Over 40 per cent of patients using brimonidine have side-effects in the rest of their body, and more than half of those using betaxolol complain of eye irritation. AZOPT can cause hair loss, chest pain, dizziness, dry mouth, stomach and breathing problems, kidney pain, nausea and throat infections. Some physicians suggest constant monitoring of patients taking a topical beta-blocker for glaucoma (Br J Ophthalmol, 2000; 84: 710-3).
The biggest risk is that the cause of the symptoms is never found. All but the most sleuth-like of GPs may miss the link between these seemingly unrelated side-effects and the eyedrops.
Eyedrops also interact with other drugs. For example, brimonidine should not be taken with MAO inhibitors, tricyclic antidepressants, CNS depressants, beta-blockers, antihypertensives or digitalis. As for AZOPT, in rare cases, it can interact with high doses of salicylates (aspirin).
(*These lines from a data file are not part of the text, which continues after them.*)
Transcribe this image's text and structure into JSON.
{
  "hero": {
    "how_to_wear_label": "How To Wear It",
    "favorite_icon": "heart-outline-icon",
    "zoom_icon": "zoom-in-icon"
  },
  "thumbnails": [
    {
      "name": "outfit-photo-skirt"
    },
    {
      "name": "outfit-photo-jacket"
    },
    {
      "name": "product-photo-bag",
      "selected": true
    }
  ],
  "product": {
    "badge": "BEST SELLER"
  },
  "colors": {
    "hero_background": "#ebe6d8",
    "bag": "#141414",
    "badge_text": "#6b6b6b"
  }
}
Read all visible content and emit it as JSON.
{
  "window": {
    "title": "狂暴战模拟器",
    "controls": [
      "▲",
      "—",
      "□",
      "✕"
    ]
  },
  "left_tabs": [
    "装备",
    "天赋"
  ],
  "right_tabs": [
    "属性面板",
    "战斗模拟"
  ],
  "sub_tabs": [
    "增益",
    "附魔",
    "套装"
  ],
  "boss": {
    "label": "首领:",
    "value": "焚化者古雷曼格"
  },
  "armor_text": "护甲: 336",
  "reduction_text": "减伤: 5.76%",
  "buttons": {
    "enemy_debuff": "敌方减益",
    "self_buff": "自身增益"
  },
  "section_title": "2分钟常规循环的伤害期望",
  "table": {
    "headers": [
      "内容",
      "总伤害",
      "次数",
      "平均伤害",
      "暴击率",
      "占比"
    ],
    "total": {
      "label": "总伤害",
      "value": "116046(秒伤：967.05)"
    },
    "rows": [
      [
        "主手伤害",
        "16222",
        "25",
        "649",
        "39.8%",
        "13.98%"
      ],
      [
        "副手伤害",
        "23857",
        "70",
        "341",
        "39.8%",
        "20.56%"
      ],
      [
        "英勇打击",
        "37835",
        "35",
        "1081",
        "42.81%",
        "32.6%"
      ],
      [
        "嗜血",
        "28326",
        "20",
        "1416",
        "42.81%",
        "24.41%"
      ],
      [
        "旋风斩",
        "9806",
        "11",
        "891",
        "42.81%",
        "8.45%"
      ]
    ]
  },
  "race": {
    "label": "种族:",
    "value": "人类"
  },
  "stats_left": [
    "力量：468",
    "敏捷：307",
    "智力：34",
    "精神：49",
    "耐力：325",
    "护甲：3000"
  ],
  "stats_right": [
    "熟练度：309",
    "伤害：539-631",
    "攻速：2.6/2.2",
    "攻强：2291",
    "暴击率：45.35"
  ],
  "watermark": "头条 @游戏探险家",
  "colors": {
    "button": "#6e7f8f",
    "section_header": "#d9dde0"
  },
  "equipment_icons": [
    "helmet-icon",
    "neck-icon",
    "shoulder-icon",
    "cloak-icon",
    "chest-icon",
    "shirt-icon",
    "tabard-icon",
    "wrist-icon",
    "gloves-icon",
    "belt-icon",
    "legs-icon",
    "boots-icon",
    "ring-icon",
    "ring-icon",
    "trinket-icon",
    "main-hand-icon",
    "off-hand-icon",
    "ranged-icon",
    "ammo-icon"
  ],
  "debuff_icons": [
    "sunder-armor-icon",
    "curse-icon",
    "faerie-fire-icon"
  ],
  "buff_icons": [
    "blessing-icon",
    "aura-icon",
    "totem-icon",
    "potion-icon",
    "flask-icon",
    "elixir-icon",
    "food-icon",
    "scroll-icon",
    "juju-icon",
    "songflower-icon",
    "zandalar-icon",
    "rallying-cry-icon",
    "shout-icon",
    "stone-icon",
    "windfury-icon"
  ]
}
If latanoprost is taken with another containing the preservative thimerosal, the interaction can cause the other solution to crystallise in the eye.
All eyedrops can cause bacterial keratitis, or corneal infection, which can easily be passed on to and by the container.